The Venice Biennale is one of the institutions of art with the highest capability to legitimate the reputation of an artist. It is therefore inevitably linked to the market, even if it’s used to preach purity and autonomy – perhaps in good faith . So, why don’t reopen the sales office?
When the Venice Biennale was founded in 1895, one of the main goals was to create a market for contemporary art a collecting for it. Immediately has been made a sales office, which held a 10% commission on the sale price of the exhibited works, obtaining such a success that the organizers were able to donate a portion of the proceeds for charity. These transactions can be found in the books of the Historical Archive of the Biennale, with the registrations of the sold works, the buyers and the selling prices.
Claudia Gian Ferrari, on his essay “The sales in Biennale 1920-1950. Notes for a history of taste through the analysis of the market”, used these data to analyze year after year the growth of the sales, from the First World War to 1950, through the years when her father was the head of this office. It should be noted that the transformation of the choices of collecting, from the more anchored to the canons of the Nineteenth Century and his academic features, to the opening to the contemporary art scene, with many contradictions looking at them now. For example, in the Biennale of 1922, Modigliani, Bonnard and Monet, to name a few, did not have any success, even Carrà, who will have to wait until 1928 to see four works purchased by the Italian museums. In 1930, even Klee, Moore, Ernst and Hopper did not have any feedback yet on the market.
To give some quantitative example, in the first Biennale after the war, 1920, 682 of the 1,805 works on display were sold, of which 263 Italian and 419 foreign, for a total of 2,628,747 lire. For all the ‘20s, the percentages of the works sold were 10-15% of the total exhibited, with a slump in 1930 after the crisis of the 1929. In this edition, the Gallery of Modern Art in Milan bought a still life of Morandi for 2,200 lire, very little compared to 9,000 for Casorati and Romanelli.

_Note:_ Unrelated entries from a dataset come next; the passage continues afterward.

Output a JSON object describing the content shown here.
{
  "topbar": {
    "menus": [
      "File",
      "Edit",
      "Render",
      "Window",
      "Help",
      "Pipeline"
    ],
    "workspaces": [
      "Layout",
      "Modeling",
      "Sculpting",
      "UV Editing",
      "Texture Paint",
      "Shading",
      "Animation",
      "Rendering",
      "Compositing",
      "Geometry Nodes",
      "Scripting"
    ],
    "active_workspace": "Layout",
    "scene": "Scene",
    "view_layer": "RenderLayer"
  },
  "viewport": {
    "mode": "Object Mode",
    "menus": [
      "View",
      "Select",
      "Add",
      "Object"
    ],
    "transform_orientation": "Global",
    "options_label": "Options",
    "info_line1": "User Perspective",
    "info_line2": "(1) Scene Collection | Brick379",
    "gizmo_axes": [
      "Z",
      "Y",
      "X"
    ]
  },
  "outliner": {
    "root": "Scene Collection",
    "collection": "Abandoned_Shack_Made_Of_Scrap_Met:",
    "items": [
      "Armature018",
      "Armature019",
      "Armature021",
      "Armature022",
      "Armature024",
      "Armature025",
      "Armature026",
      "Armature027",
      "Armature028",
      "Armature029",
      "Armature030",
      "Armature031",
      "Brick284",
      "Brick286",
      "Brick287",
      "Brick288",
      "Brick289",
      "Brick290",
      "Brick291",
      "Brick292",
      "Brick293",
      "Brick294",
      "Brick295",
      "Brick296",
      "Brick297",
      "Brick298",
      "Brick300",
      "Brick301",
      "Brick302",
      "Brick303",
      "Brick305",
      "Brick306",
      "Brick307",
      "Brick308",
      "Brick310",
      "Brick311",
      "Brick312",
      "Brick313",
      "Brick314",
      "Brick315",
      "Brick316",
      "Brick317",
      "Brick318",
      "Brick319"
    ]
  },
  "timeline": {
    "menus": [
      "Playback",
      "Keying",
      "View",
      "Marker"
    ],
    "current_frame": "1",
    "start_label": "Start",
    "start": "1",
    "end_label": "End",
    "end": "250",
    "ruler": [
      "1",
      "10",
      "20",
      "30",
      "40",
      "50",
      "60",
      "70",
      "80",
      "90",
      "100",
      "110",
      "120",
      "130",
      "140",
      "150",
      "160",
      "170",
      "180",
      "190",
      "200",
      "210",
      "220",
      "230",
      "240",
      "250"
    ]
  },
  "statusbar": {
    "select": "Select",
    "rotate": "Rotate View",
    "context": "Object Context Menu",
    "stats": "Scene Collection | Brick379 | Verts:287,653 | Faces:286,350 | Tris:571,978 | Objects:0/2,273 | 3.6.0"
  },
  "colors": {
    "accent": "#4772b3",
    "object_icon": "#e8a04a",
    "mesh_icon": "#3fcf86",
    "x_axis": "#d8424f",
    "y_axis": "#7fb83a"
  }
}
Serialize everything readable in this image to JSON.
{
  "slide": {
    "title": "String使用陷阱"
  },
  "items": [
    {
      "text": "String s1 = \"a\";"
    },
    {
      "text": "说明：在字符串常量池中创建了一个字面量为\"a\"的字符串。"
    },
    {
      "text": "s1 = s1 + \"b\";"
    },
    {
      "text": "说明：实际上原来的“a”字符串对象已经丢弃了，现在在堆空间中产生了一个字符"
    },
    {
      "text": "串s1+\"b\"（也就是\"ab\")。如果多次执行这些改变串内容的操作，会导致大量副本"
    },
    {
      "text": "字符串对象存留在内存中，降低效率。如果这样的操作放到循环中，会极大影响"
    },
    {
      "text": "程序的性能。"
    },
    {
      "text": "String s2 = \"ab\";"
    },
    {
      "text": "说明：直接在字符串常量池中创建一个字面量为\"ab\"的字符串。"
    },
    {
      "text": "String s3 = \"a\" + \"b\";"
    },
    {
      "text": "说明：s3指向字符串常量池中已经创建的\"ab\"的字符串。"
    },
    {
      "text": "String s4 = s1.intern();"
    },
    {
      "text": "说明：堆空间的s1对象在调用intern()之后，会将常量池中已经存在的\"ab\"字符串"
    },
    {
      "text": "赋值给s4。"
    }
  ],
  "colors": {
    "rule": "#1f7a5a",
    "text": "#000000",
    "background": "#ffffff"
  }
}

Until that time the main buyers were private collectors, Italians, with a small percentage of public and private institutions. From the ‘30s, a new trend was emerging: the museums will be the main buyers and the attention will begin to focus on De Pisis, de Chirico, Casorati, Depero and the Futurists. Also, the foreign museums made their first appearance, most notably the Whitney Museum and the National Gallery in Berlin, interested in the Italian art. From 1942 the head of the sales office was Ettore Gian Ferrari, thanks to whom they arrived to double the sales after many years of decrease, totalling 3,715,286 lire in that edition. He gained too a percentage of the sales, 2% on the percentage due to the Biennale, that in the meantime had been raised at 15%. Also, thanks to his personality, the private collector prevailed on the purchased, the 76% of the total.
In 1968, the protests of the students and of the intellectuals hammered away this office of the Biennale, accused of being a vehicle of the capitalism. On the other hand, it began to take shape a market structure where the artists were introduced to the Biennale by the dealers, who personally negotiating with museums and collectors. The market has never been out of the spaces of the Biennale, it simply moved the gains in favour of the dealers, losing the opportunity to gain for the organization.
In 1993, Achille Bonito Oliva proposed to reopen the sales office. In support of the initiative, a research of the University of Venice showed that from 1895 and 1914 the Biennale has earned the equivalent of about 40 billions of lire in 1993. The office has not been reopened, but business is still going brilliant for the galleries representing artists in Venica: in 2007 the White Cube has sold most of the works of Tracey Emin in the British pavilion before the opening; in 2011 the majestic candle by Urs Fischer reproducing the sculpture of Giambologna was sold before the opening for more than $ 3 million. In 2003 Victoria Miro built a sales office in front of the British Pavilion: at the reception point you could buy the limited editions by Chris Ofili, made specifically for the event, in limited edition of 350 copies, priced at 500 Euros.
In 2009, Paolo Baratta tried to emphasize the autonomy of the Biennale from the market, whose role “is not to report the trend of the market, but to look at where the artists are going, and where the world is going through the art”. While he was saying these words, the national pavilions were full of dealers doing their job. If this year Bartolomeo Pietromarchi has launched an initiative of crowdfounding for the Italian Pavilion, the restoration of a sales office to retain a percentage of the gain of the gallery owners would not be an idea to discard …